Everywhere intense indignation was aroused by the cruel tortures and executions.
Seizing the agitation in Romagna as a pretext, he had the town of Ferrara occupied by Austrian troops, which provoked the indignation not only of the Liberals but also of the pope, for according to the treaties Austria had the right of occupying the citadel alone.
The queen-regent now openly appointed him prime minister, gave him official quarters in the palace, and conferred a grandeeship on him, to the profound indignation of the other grandees.
1920 provoked the indignation not onl y of the manufacturers but of all the middle-class.
Elisha's indignation can be illustrated by the denunciation passed upon an anonymous king by the prophetic party on a similar occasion (I Kings xx.
The indignation of the Christians increased, a state of insecurity prevailed, and the Moslem peasants refused to return to their homes.
The indignation with which the queen repelled the idea may have made him think of the duke of Orleans as a possible constitutional king, because his title would of necessity be parliamentary.
The war of the Second Coalition having brought about the expulsion of the French from Italy, the Directors were exposed to a storm of indignation in France, not unmixed with contempt; and this state of public opinion enabled the young conqueror within a month of his landing at Frejus (9th of October 1799) easily to prevail over the Directory and the elective councils of the nation.
The re-occupation of Switzerland by French troops in October 1802 wrought English opinion to a state of indignation against the autocrat who was making conquests more quickly in time of peace than he had done by his sword; and the irritation increased when, on the 29th of January 5803, he publicly stated: "It is recognized by Europe that Italy and Holland, as well as Switzerland, are at the disposal of France."
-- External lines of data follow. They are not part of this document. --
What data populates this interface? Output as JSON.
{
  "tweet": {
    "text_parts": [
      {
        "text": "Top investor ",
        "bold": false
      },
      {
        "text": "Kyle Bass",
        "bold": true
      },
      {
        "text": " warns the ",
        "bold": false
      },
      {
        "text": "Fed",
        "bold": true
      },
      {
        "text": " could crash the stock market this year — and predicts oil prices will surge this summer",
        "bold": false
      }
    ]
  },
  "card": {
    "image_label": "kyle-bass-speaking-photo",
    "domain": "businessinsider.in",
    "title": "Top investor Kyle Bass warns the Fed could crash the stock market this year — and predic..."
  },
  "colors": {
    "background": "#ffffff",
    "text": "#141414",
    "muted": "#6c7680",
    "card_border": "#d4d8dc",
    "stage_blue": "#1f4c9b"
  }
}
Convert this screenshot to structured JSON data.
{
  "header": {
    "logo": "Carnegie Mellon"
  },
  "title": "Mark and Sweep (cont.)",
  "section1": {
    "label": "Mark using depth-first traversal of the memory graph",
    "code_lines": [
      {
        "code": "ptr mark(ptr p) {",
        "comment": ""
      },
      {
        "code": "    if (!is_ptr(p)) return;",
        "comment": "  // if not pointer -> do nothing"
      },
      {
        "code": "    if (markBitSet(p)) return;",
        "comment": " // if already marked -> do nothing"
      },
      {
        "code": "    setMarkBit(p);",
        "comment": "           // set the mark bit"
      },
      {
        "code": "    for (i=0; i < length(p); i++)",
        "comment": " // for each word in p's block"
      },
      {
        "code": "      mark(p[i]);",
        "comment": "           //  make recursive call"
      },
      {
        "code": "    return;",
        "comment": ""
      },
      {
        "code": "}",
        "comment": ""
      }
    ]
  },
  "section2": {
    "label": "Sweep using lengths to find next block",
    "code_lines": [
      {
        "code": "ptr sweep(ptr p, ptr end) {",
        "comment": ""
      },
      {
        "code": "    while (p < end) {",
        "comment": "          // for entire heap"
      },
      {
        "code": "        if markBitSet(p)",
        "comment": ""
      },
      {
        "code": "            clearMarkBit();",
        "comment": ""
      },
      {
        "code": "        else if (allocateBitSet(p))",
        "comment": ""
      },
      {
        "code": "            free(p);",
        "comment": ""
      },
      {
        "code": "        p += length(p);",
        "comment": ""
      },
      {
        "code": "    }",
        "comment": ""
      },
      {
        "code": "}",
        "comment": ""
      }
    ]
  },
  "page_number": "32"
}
As appears from his letters to his father, he watched with exultation the procession of deputies at Versailles, and with violent indignation the events of the latter part of June which followed the closing of the Salle des Menus to the deputies who had named themselves the National Assembly.
Then Robespierre turned against Desmoulins and took advantage of the popular indignation roused against the Hebertists to send them to death.
Nearly all the best writers are characterized by a certain naive and earnest piety which is attractive, and not infrequently display a force of moral indignation which arrests attention.
Peter's first serious outburst of indignation (March 1711) was due to the prince's looting in Poland.
Upon his head was concentrated the whole of the popular indignation against the foreign favourites; and he seems to have deserved this unenviable distinction.
He passed six quiet years in the convent, but his poems written during that period are expressive of burning indignation against the corruptions of the church and profoundest sorrow for the calamities of his country.
It was his cool treatment of such sanctified names as Charles, Cranmer and Laud that provoked the indignation of Southey and the Quarterly, who forgot that the same impartial measure was extended to statesmen on the other side.
She has not even learned that exhibition on which so many pride themselves, of 'righteous indignation.'
On first receiving the news, under the influence of indignation and resentment the Emperor had found a phrase that pleased him, fully expressed his feelings, and has since become famous.
The Italian seemed happy only when he could come to see Pierre, talk with him, tell him about his past, his life at home, and his love, and pour out to him his indignation against the French and especially against Napoleon.